Return the data verbatim, without pictures.

> _PROVIDED DATA_:
++++
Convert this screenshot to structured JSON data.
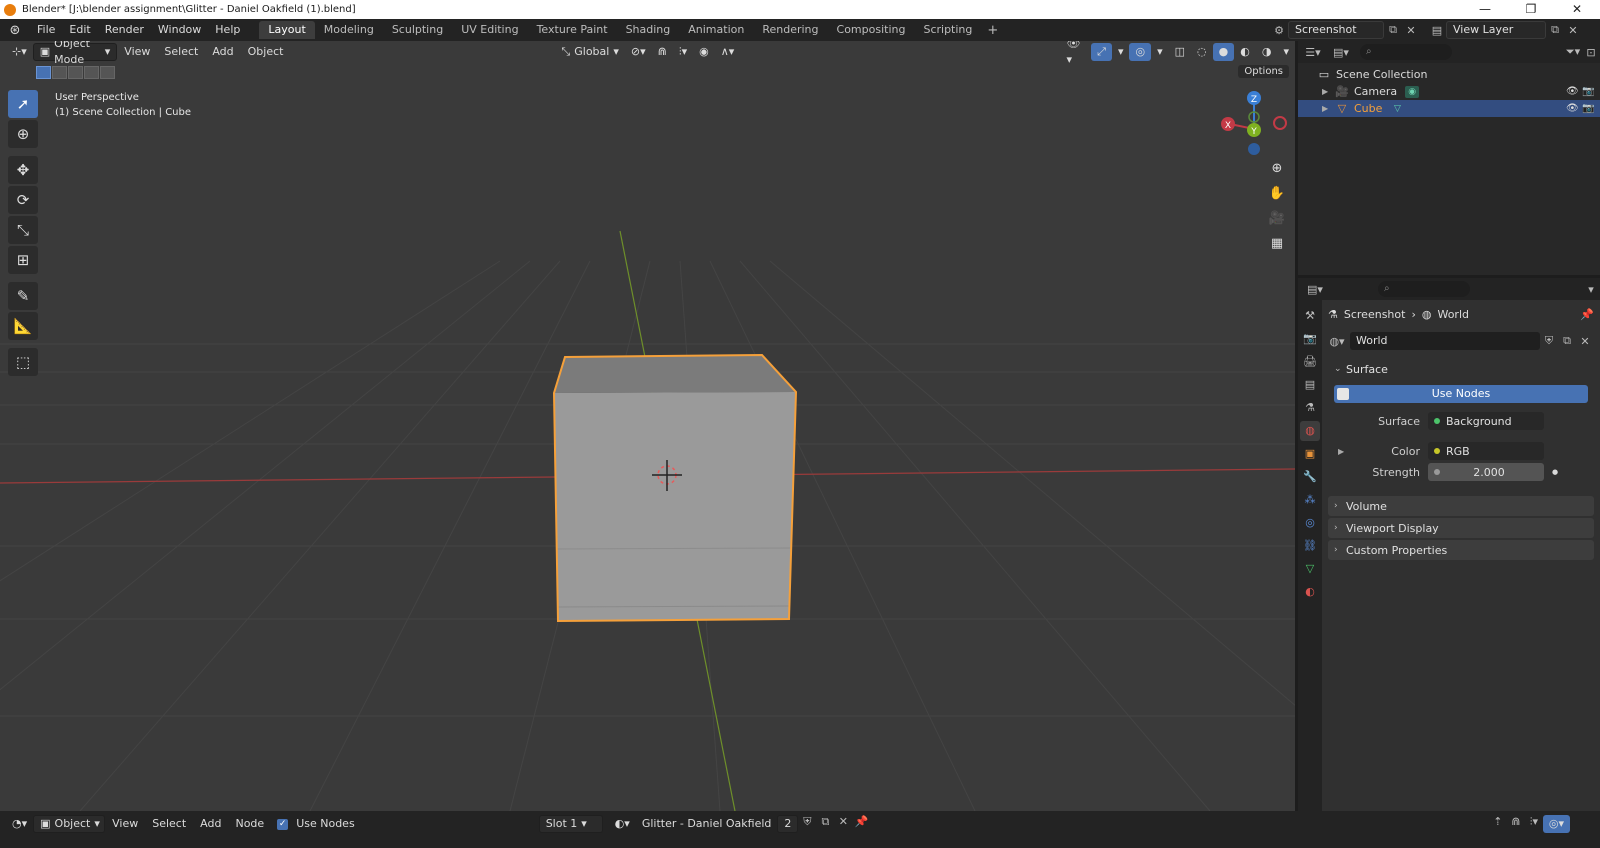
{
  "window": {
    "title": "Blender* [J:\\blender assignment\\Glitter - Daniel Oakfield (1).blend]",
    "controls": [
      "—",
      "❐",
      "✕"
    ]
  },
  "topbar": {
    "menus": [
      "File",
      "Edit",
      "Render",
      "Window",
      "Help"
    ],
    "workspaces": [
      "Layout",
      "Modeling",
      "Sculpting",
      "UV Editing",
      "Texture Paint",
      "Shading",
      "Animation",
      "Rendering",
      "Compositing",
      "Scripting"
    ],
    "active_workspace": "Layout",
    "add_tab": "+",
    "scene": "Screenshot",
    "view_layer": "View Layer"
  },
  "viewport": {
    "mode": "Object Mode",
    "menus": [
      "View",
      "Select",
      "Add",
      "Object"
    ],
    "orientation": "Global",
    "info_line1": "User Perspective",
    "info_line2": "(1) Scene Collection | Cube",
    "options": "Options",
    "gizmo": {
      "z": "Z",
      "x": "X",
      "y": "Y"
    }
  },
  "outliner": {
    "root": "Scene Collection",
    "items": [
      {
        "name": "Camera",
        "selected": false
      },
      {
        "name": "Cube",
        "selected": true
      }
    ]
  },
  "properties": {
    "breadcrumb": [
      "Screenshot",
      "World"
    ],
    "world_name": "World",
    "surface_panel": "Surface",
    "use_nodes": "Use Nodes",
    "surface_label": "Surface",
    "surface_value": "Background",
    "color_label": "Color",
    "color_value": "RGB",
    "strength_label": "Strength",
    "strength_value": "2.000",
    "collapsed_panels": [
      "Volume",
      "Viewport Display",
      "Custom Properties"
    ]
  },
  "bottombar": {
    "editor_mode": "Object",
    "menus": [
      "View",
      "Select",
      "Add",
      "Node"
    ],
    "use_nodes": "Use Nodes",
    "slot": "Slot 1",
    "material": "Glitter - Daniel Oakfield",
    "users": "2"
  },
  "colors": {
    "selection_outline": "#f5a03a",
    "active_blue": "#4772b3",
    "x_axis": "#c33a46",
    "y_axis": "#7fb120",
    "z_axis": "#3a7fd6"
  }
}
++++
> _SOLUTION_:
Convert this screenshot to structured JSON data.
{
  "window": {
    "title": "Blender* [J:\\blender assignment\\Glitter - Daniel Oakfield (1).blend]",
    "controls": [
      "—",
      "❐",
      "✕"
    ]
  },
  "topbar": {
    "menus": [
      "File",
      "Edit",
      "Render",
      "Window",
      "Help"
    ],
    "workspaces": [
      "Layout",
      "Modeling",
      "Sculpting",
      "UV Editing",
      "Texture Paint",
      "Shading",
      "Animation",
      "Rendering",
      "Compositing",
      "Scripting"
    ],
    "active_workspace": "Layout",
    "add_tab": "+",
    "scene": "Screenshot",
    "view_layer": "View Layer"
  },
  "viewport": {
    "mode": "Object Mode",
    "menus": [
      "View",
      "Select",
      "Add",
      "Object"
    ],
    "orientation": "Global",
    "info_line1": "User Perspective",
    "info_line2": "(1) Scene Collection | Cube",
    "options": "Options",
    "gizmo": {
      "z": "Z",
      "x": "X",
      "y": "Y"
    }
  },
  "outliner": {
    "root": "Scene Collection",
    "items": [
      {
        "name": "Camera",
        "selected": false
      },
      {
        "name": "Cube",
        "selected": true
      }
    ]
  },
  "properties": {
    "breadcrumb": [
      "Screenshot",
      "World"
    ],
    "world_name": "World",
    "surface_panel": "Surface",
    "use_nodes": "Use Nodes",
    "surface_label": "Surface",
    "surface_value": "Background",
    "color_label": "Color",
    "color_value": "RGB",
    "strength_label": "Strength",
    "strength_value": "2.000",
    "collapsed_panels": [
      "Volume",
      "Viewport Display",
      "Custom Properties"
    ]
  },
  "bottombar": {
    "editor_mode": "Object",
    "menus": [
      "View",
      "Select",
      "Add",
      "Node"
    ],
    "use_nodes": "Use Nodes",
    "slot": "Slot 1",
    "material": "Glitter - Daniel Oakfield",
    "users": "2"
  },
  "colors": {
    "selection_outline": "#f5a03a",
    "active_blue": "#4772b3",
    "x_axis": "#c33a46",
    "y_axis": "#7fb120",
    "z_axis": "#3a7fd6"
  }
}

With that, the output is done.